Today, we are still learning more about cancer. We have found ways to prevent and treat some forms of cancer, and even cure others. Clinical trials have allowed scientists to test out new ways to find and treat cancer.

Frequently Asked Questions

  • How long has cancer been around?

    Cancer has been around since humanity began recording its history and likely existed even before that time. The oldest description of cancer originates from Egypt around 3000 BC in a text called the Edwin Smith Papyrus, which also describes the Egyptian process of tumor removal using a method of cauterization.

  • How was cancer treated in the 1800's?

    Cancer was treated throughout most of the 1800's using surgery to remove cancerous tumors and affected organs. The discovery of x-rays in 1895 by a physicist named Wilhelm Konrad Roentgen helped to diagnose cancer cases and helped pave the way for radiation therapy.

  • Who discovered cancer cells?

    In 1838, a pathologist known as Johannes Müller showed that cancer cells are what makes up cancer. Before this, it was believed that cancer was made up of lymph.

Was this page helpful?
8 Sources
Verywell Health uses only high-quality sources, including peer-reviewed studies, to support the facts within our articles. Read our editorial process to learn more about how we fact-check and keep our content accurate, reliable, and trustworthy.
  1. Papavramidou N, Papavramidis T, Demetriou T. Ancient Greek and Greco-Roman methods in modern surgical treatment of cancerAnn Surg Oncol. 2010;17(3):665–667. doi:10.1245/s10434-009-0886-6

  2. Di Lonardo A, Nasi S, Pulciani S. Cancer: we should not forget the pastJ Cancer. 2015;6(1):29–39. doi:10.7150/jca.10336

  3. Faguet GB. A brief history of cancer: age-old milestones underlying our current knowledge database. Int J Cancer. 2015;136(9):2022-36. doi:10.1002/ijc.29134

  4. American Cancer Society. Early theories about cancer causes.

  5. Williamson AK. The conscientious autopsyAutops Case Rep. 2019;9(2):e2019098. doi:10.4322/acr.2019.098

  6. Walter E, Scott M. The life and work of Rudolf Virchow 1821-1902: "Cell theory, thrombosis and the sausage duel"J Intensive Care Soc. 2017;18(3):234–235. doi:10.1177/1751143716663967

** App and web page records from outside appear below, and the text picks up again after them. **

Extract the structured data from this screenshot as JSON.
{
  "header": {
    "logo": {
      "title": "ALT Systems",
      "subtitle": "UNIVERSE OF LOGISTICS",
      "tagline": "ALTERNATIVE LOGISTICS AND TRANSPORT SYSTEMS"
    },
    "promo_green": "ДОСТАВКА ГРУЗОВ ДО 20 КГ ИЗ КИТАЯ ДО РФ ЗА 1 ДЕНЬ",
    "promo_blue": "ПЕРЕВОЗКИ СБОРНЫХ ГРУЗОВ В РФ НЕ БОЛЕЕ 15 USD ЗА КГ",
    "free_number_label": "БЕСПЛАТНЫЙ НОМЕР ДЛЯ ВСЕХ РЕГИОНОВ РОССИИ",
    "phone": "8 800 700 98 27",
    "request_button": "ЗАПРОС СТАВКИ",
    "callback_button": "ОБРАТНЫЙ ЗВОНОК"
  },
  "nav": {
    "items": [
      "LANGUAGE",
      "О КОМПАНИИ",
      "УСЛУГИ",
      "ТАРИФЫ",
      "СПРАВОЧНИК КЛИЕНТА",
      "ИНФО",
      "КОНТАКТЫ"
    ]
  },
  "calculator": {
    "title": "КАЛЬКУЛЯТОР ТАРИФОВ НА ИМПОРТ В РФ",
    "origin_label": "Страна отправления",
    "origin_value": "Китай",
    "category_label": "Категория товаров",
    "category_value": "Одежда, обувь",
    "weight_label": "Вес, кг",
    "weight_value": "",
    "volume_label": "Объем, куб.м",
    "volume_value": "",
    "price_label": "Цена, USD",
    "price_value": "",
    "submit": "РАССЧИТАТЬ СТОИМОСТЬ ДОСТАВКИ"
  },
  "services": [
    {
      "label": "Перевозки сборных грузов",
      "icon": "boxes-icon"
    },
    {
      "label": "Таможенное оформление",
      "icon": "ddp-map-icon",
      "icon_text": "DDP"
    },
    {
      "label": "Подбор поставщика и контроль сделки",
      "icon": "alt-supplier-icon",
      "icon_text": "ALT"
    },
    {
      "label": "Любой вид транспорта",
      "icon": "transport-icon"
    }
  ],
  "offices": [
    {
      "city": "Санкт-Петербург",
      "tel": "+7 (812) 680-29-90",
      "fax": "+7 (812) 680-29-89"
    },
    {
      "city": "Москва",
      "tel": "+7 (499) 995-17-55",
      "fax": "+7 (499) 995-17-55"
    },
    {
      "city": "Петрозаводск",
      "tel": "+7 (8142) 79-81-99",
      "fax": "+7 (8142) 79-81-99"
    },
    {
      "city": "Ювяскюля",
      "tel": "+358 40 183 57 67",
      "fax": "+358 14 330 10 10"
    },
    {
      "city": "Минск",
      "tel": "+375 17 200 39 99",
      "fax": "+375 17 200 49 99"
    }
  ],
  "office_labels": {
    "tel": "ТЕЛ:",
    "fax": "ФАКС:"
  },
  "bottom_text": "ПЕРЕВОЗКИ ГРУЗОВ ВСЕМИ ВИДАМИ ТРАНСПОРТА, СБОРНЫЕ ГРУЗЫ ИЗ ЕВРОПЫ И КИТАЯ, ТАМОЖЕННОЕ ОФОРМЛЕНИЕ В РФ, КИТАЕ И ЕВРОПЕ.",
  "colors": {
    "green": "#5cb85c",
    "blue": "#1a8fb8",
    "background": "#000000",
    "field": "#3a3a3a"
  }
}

  7. American Cancer Society. Understanding What Cancer Is: Ancient Time to Present.

  8. American Cancer Society: The Cancer Atlas. History of Cancer.